When I was still working in an office, my new normal set in pretty quickly. It had to. I needed to hit the ground running and not look back. We were a small office and I was responsible for multiple projects. There was no choice but to figure it out. When I went freelance, it took about six months to a year for everything to settle in. For me, it was the financial loss of a salaried income that was the hardest to come to terms with. Once I saw how our financial state shook out, I began to feel more comfortable with my new normal.


What was your biggest challenge going back to work?

Pumping in an office is miserable. There is no way around it. Pumping period was horrible for me, but I did it because that was what was expected. Running my son to daycare or dropping him with the nanny, going to work and trying to focus on work, while still having to remember to pump every few hours, and then rushing home to pick my son up before the daycare closed was brutal. I was on a constant race to beat the clock, so by the time I hit the weekend I had no energy to do anything.

Who was your biggest source of support in returning to work? What was your biggest pregnancy indulgence?

My husband was a rock throughout my pregnancy and my going back to work. I was not a happy pregnant woman, and I cried a lot when I went back to work. I was so confused over whether I was a mom or a career woman. I wasn’t sure how to do both at that point.

During my pregnancy, I worked out five days a week. It was a break in my day and one thing I could control. I was lucky to have a healthy pregnancy, no matter how cranky I was. The last month of my pregnancy I indulged in a hot fudge sundae every day. I figured I had already gained a ton of weight, why not a little more at the end.


Fill in the blanks: As a working parent, I never expected ____ would be so hard and ____ would be so much easier!

As a working parent, I never expected parenting would be so hard and work would be so much easier! This may sound odd to say, but parenting was the unknown. I knew what was expected of me at work. I knew what tasks I needed to get done. Being the mother of a newborn son was scary and so much harder (but also more amazing) than I ever could have imagined.

As a working parent, a bad day is when _____ and a good day is when _______.
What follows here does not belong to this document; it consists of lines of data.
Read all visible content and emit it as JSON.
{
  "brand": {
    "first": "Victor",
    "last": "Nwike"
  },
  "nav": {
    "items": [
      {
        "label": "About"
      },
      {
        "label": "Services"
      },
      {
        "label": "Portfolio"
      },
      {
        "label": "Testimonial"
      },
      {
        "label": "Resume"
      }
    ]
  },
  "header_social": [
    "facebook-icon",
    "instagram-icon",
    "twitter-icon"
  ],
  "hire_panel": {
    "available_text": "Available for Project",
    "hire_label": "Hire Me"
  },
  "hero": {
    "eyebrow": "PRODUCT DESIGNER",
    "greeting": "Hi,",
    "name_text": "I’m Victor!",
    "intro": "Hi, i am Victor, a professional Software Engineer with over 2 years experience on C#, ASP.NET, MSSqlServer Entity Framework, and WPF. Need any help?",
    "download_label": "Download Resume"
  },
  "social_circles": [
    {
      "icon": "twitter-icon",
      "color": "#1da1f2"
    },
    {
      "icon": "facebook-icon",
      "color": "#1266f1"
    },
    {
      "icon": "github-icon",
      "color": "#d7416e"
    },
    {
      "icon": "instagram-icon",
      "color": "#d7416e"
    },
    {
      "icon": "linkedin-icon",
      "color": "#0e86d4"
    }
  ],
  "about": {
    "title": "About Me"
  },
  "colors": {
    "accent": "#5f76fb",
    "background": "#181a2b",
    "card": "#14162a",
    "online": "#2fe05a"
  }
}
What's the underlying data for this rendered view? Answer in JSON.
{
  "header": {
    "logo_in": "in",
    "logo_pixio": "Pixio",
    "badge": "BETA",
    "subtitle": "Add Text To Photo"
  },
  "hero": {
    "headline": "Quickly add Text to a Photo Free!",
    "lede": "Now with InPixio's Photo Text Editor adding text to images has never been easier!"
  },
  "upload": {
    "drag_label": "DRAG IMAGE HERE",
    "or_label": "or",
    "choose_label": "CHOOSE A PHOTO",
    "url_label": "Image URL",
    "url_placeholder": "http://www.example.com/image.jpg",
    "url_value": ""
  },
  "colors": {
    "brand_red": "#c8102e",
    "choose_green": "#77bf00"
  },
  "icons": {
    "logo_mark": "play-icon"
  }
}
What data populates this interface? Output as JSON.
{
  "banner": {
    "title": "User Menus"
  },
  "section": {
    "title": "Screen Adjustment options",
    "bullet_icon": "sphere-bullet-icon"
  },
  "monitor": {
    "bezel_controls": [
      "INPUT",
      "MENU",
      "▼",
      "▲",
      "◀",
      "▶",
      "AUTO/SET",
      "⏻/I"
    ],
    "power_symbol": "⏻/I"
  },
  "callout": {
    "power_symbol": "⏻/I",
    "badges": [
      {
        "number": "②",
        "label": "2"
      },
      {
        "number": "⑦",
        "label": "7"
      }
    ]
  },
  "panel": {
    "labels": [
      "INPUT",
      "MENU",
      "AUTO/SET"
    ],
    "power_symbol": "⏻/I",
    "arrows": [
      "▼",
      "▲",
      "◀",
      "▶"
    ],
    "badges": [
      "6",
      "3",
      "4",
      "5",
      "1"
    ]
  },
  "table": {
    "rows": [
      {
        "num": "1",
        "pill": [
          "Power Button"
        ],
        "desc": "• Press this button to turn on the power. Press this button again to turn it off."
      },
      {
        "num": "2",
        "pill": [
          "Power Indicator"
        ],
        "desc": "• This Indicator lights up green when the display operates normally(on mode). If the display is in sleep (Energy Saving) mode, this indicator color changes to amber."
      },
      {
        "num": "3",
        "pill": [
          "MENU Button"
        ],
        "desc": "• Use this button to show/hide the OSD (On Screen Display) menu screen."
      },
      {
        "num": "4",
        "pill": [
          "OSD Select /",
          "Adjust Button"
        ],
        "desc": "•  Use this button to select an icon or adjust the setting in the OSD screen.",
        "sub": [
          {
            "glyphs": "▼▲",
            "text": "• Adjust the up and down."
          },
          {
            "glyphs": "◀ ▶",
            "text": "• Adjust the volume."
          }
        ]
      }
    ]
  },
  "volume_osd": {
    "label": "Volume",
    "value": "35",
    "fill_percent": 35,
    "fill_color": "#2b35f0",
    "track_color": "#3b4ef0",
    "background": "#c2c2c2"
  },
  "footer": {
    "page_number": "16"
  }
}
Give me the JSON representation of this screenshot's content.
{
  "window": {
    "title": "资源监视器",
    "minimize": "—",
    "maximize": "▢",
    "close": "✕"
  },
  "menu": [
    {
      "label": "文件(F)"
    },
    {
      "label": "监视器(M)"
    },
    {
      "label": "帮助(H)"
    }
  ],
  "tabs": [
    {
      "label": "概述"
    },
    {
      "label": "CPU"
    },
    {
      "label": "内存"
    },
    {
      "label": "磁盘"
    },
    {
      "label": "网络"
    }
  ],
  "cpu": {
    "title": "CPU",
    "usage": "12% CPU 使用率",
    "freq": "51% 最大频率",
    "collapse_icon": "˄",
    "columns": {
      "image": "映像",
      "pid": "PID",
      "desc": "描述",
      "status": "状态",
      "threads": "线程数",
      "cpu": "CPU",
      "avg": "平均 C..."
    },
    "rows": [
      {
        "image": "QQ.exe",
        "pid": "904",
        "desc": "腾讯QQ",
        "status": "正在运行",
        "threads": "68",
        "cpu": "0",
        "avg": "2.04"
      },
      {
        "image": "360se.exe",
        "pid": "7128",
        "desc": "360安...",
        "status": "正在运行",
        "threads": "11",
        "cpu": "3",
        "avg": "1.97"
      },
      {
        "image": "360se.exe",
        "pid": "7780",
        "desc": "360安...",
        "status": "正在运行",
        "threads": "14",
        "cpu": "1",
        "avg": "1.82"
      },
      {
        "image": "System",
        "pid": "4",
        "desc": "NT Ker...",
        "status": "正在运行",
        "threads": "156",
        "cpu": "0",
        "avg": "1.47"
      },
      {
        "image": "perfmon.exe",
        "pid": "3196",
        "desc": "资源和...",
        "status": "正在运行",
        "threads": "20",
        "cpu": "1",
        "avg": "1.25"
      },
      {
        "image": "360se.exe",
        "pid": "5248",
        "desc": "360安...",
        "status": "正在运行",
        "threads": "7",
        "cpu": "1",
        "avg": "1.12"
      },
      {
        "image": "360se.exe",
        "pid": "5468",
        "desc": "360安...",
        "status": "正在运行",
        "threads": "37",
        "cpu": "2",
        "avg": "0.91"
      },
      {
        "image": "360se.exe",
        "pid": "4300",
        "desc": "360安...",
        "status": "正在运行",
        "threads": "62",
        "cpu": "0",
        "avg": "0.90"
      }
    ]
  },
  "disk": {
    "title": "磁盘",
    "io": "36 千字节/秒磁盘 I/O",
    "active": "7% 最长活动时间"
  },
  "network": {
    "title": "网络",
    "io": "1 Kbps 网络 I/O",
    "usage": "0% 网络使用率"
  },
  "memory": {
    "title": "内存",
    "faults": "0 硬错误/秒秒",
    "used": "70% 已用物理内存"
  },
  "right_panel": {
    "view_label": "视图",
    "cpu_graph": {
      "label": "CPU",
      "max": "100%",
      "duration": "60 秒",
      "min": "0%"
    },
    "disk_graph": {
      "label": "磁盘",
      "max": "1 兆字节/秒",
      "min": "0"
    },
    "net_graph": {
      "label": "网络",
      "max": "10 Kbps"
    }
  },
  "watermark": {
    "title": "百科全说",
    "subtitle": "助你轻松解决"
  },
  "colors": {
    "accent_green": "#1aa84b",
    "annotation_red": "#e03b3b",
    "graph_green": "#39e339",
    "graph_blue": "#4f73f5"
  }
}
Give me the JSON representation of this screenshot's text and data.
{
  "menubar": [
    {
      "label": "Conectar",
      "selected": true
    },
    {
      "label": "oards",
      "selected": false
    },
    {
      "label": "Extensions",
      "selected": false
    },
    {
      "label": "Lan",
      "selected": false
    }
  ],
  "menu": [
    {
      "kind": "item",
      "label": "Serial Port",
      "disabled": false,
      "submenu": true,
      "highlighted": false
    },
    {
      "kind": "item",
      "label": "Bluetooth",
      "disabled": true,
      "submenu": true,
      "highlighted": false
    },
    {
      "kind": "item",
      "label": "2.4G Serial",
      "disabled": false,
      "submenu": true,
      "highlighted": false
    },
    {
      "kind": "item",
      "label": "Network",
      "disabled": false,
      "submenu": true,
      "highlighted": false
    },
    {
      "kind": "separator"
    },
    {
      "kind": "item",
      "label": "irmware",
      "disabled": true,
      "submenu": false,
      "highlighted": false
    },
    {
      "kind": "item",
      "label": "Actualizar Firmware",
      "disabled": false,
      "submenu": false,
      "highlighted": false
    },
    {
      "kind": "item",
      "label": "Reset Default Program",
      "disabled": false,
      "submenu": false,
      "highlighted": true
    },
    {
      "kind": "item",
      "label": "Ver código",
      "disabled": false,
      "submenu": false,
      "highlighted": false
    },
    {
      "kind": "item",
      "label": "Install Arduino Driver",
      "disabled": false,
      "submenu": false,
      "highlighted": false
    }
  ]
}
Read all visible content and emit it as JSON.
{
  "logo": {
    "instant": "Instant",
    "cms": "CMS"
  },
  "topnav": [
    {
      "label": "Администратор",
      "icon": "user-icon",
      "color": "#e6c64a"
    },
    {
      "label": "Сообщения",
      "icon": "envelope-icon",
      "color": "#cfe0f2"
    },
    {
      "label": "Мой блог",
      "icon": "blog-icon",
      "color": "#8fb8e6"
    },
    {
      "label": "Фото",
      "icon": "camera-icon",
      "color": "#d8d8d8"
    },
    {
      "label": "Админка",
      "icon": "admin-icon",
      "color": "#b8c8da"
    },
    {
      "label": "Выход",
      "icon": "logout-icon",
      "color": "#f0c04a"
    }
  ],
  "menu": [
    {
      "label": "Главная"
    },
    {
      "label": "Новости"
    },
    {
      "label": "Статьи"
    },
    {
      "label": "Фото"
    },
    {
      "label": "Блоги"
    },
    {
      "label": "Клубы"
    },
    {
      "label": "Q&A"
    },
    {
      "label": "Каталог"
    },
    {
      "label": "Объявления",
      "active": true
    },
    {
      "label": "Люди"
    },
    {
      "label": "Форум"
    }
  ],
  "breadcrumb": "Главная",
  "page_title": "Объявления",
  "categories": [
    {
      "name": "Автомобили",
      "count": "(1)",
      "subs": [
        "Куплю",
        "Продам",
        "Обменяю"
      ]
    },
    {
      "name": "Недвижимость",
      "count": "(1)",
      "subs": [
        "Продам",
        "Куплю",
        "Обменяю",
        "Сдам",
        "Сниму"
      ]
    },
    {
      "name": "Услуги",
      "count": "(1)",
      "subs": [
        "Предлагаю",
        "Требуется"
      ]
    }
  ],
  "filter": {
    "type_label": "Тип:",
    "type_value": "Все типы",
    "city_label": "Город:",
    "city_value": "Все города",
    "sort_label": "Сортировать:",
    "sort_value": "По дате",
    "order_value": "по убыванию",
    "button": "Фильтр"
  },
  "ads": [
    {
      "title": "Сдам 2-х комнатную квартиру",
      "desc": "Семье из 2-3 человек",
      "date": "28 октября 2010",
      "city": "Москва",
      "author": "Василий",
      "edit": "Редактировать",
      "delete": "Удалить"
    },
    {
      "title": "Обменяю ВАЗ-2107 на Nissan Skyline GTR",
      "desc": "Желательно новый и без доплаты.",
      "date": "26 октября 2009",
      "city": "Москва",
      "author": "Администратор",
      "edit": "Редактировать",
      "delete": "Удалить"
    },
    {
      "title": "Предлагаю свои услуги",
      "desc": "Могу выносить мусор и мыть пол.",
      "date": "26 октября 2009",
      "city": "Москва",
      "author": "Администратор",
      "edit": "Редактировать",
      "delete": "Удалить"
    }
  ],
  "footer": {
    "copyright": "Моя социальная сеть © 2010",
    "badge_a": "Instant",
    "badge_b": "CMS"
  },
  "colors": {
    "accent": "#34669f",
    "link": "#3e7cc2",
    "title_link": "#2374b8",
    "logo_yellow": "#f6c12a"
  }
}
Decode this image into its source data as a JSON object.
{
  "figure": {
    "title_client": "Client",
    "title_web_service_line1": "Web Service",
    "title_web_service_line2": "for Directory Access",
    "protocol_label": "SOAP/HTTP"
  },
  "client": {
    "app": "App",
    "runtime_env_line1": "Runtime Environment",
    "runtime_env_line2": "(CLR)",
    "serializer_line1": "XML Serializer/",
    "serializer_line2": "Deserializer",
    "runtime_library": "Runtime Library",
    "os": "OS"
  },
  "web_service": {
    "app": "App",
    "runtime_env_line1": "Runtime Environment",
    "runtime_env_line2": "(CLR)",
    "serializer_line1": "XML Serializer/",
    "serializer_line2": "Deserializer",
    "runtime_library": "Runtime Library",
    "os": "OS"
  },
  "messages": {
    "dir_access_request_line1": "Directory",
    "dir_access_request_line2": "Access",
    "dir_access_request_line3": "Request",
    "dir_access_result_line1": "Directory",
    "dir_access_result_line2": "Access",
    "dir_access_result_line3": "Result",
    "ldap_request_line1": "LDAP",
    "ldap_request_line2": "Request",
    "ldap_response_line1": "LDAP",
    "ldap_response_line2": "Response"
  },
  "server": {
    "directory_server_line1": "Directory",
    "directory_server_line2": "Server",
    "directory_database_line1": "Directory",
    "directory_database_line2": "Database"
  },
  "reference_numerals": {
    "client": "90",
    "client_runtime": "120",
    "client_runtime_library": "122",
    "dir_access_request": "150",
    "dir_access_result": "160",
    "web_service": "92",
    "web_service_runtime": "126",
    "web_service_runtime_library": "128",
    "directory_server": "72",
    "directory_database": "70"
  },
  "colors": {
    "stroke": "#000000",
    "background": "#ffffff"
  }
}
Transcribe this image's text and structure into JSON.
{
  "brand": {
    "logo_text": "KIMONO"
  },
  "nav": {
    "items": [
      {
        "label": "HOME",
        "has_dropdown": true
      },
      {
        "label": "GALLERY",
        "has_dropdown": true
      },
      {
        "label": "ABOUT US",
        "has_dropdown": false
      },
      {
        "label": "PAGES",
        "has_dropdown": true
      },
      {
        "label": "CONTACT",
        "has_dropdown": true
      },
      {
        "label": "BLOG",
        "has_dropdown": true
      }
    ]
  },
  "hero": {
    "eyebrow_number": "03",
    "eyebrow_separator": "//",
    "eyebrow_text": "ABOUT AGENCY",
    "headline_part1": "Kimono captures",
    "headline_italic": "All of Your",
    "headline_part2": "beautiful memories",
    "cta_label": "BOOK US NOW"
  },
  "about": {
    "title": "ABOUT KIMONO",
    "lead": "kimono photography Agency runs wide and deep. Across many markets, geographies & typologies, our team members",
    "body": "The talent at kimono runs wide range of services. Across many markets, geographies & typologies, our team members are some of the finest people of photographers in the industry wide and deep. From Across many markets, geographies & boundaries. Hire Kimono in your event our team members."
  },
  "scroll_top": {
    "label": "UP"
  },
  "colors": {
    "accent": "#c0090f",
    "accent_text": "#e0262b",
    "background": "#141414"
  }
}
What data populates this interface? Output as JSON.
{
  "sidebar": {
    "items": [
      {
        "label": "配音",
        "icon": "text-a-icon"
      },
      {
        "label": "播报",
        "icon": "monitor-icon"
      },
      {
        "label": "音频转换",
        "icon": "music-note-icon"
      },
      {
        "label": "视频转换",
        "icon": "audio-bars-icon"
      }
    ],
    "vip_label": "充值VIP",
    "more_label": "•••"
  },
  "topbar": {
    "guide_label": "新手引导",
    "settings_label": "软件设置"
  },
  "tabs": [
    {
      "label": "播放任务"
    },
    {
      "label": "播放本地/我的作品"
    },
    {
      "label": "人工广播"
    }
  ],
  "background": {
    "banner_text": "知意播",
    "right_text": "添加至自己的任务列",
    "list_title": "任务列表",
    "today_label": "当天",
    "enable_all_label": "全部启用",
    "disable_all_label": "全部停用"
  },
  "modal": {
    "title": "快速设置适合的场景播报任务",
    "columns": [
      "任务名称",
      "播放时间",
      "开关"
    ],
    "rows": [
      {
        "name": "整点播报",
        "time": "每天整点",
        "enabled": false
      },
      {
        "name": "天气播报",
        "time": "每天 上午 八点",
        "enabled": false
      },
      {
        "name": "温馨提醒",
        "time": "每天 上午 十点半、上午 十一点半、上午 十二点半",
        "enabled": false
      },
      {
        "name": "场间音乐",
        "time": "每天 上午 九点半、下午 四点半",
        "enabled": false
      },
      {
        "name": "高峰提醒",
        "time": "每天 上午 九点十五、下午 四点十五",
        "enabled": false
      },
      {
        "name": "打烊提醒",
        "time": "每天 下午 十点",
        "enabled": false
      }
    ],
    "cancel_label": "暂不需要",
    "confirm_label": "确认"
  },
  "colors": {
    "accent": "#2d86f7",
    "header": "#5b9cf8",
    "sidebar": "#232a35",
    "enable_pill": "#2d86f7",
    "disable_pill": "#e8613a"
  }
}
As a working parent, a bad day is when I don’t get a shower, I haven’t worked out, the kids spill something, I miss a deadline or I forget to send something to school (that was due). A good day is when it all just comes together effortlessly. I meet my deadlines, the kids are happy when I pick them up and play well together while I make dinner, and they all go to bed on time so I can get back to work (I work all morning and then again between 8pm and midnight).